Many years ago, the DH and I ate at Mrs. Wilkes Boarding House in Savannah, Georgia, an historic southern restaurant, where diners eat at large round tables, family style, during the one seating for lunch. The table was laden with platters of delicious fried chicken, macaroni and cheese, collards, rutabaga and too many other sides to count. Dessert was banana pudding. I bought the cookbook, signed by Mrs. Wilkes herself, and was promptly disappointed -- the banana pudding used packaged vanilla pudding as the base. (I am not a fan of boxed anything, especially pudding which is so easy to make from scratch.)
When banana pudding made its debut in about 1902, it featured real pudding -- packaged pudding wasn't on the grocery store shelves yet. The boxed stuff was substituted for convenience, and some folks argue that true southern banana pudding uses prepackaged pudding mix. Whatever. There are few tastes as delightful as homemade custard. The c. 1950 vintage recipe I found features the real deal.
Banana pudding is simply custard poured over alternate layers of bananas and wafers, topped by meringue. The custard takes on the banana flavor and the wafers soften. This is a dessert whose sum is way more than its parts.

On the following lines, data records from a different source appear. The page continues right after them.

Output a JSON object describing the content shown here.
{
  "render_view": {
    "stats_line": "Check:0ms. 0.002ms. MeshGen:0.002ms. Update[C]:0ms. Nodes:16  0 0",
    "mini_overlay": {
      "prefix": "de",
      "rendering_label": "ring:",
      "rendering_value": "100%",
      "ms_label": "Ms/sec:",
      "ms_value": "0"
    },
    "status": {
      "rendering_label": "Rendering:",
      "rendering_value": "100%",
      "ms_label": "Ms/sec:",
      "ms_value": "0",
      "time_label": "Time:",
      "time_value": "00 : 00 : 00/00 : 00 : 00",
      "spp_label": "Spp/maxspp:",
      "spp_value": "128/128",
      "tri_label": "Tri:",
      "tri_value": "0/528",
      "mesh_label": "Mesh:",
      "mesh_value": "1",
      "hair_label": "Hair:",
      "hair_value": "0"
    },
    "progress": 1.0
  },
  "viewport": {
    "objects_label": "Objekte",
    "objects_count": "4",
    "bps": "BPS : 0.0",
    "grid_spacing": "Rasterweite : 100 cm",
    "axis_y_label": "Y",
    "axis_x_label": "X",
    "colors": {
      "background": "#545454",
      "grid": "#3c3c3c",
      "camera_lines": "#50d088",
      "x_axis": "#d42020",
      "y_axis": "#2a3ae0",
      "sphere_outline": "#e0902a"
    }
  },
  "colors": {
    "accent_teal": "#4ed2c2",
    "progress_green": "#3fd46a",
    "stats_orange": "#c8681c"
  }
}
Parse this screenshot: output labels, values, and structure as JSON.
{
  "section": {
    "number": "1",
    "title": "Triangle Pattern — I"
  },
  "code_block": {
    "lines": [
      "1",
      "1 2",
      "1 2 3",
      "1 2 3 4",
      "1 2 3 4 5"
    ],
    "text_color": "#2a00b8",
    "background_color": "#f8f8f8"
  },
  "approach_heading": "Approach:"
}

First order of business is to get a box of Nilla wafers and a bunch of bananas.
Next, make the pudding.
It's a little unclear how long to cook it -- "cook until thick like custard" simply wasn't descriptive enough and if I make it again, I'd cook it a bit longer. One test is to see if the mixture "stays put" when you run your finger against the spoon.
Butter a casserole dish, and layer bananas and wafers alternately. I had friends coming over for brunch, and was rushed, I neglected to photograph the layers beyond the bottom one.
Pour the pudding over the layers and then spoon the meringue on top. Bake until the topping is golden brown.
Scoop out the dessert into serving bowls. You might garnish with a Nilla wafer.
Production notes: This recipe uses a very small amount of wafers -- feel free to increase that.
The remains of the day.